Definition of EHR
The ONC states that EHRs provide all the benefits of EMRs plus the interoperability necessary for diverse systems to work together:
EHRs focus on the total health of the patient—going beyond standard clinical data collected in the provider’s office and inclusive of a broader view on a patient’s care. EHRs are designed to reach out beyond the health organization that originally collects and compiles the information. They are built to share information with other health care providers, such as laboratories and specialists, so they contain information from all the clinicians involved in the patient’s care.
The ability to easily create, manage and share patient data across separate organizations will streamline health care, reduce redundancies and improve patient outcomes. Providing the best care possible for patients requires teamwork – and EHRs provide a secure way for clinicians, pharmacies and patients to work together toward better outcomes.
Incorporating all of the participants in the healthcare team – including the patient – into the healthcare process is one of the key expectations of the Stage-1 Meaningful Use requirements. Qualifying for the EHR Incentive Program will be much easier with a Meaningful Use certified EHR than with an outdated EMR system.

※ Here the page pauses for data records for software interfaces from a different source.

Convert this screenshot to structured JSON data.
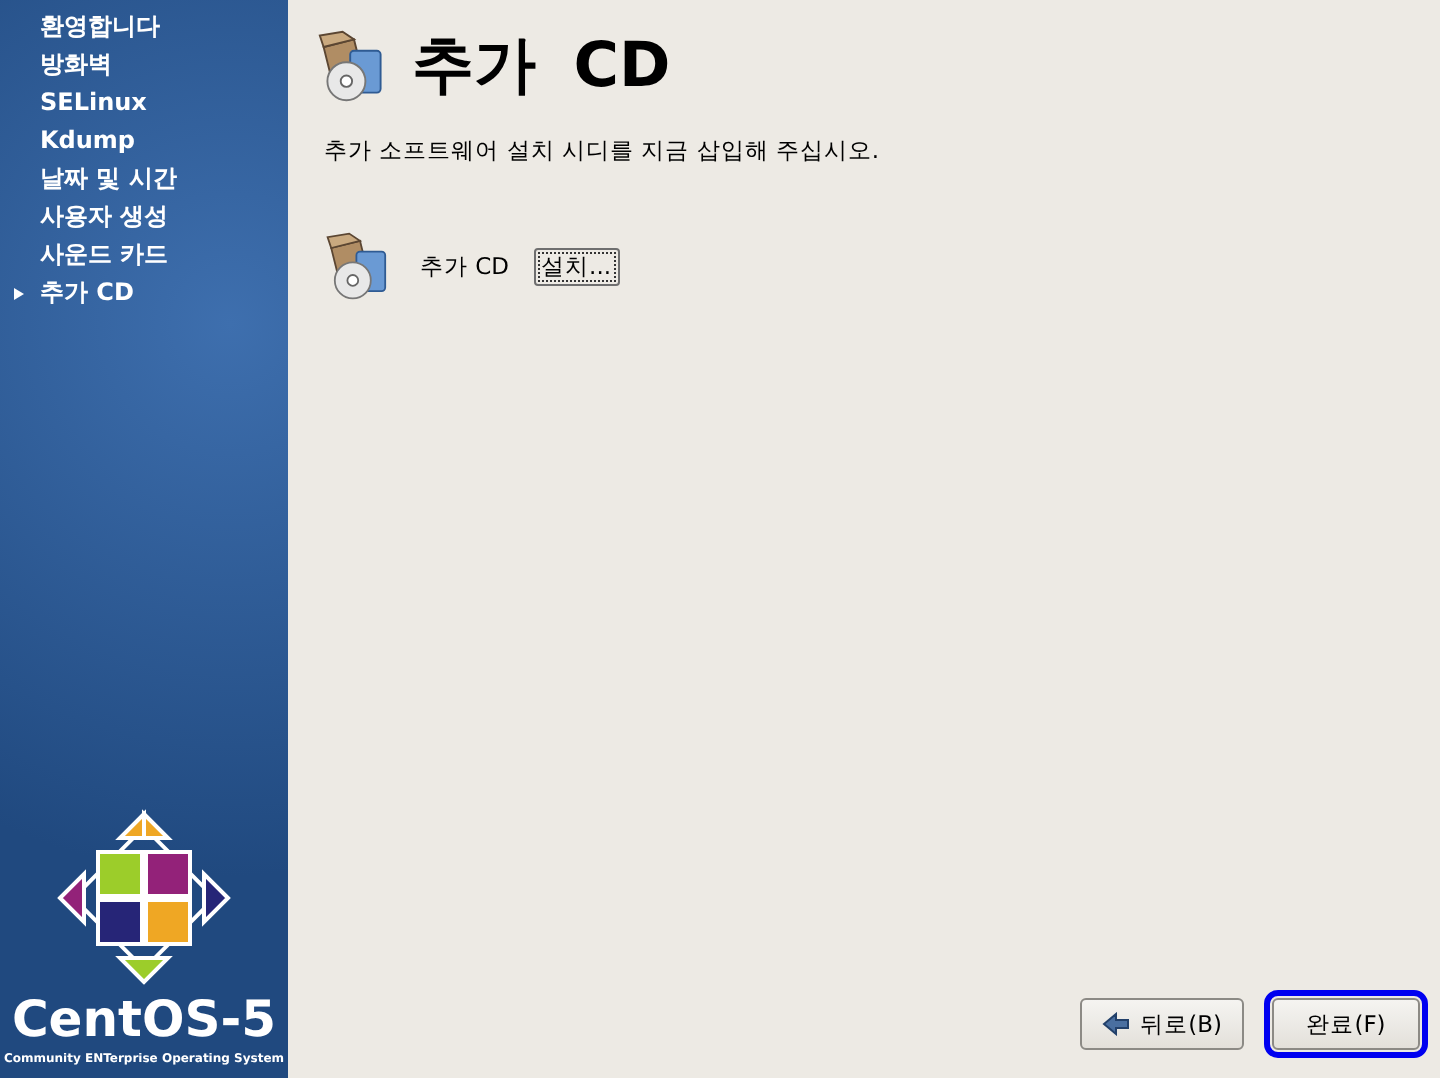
{
  "sidebar": {
    "items": [
      {
        "label": "환영합니다",
        "selected": false
      },
      {
        "label": "방화벽",
        "selected": false
      },
      {
        "label": "SELinux",
        "selected": false
      },
      {
        "label": "Kdump",
        "selected": false
      },
      {
        "label": "날짜 및 시간",
        "selected": false
      },
      {
        "label": "사용자 생성",
        "selected": false
      },
      {
        "label": "사운드 카드",
        "selected": false
      },
      {
        "label": "추가 CD",
        "selected": true
      }
    ],
    "logo": {
      "name": "CentOS-5",
      "tagline": "Community ENTerprise Operating System"
    }
  },
  "page": {
    "title": "추가 CD",
    "description": "추가 소프트웨어 설치 시디를 지금 삽입해 주십시오.",
    "entries": [
      {
        "label": "추가 CD",
        "button": "설치..."
      }
    ]
  },
  "buttons": [
    {
      "label": "뒤로(B)",
      "kind": "back",
      "focused": false
    },
    {
      "label": "완료(F)",
      "kind": "finish",
      "focused": true
    }
  ]
}
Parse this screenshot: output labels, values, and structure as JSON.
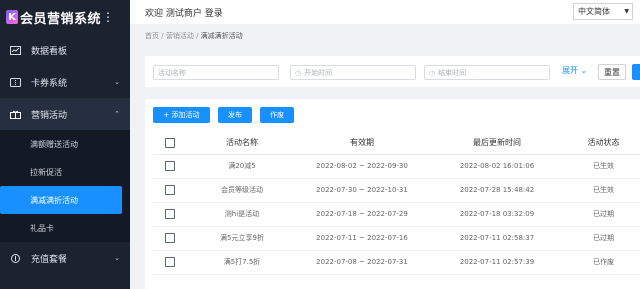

In our closing entry to the End of EMR series next week, we’ll outline the tangible benefits to collaboration, continuity of care, practice mobility and patient engagement that users enjoy in EHRs.
Can’t wait seven days? Download the End of EMR whitepaper, which details “Why Meaningful Use & Continuity of Care Depend on Electronic Health Records,” today.Tweet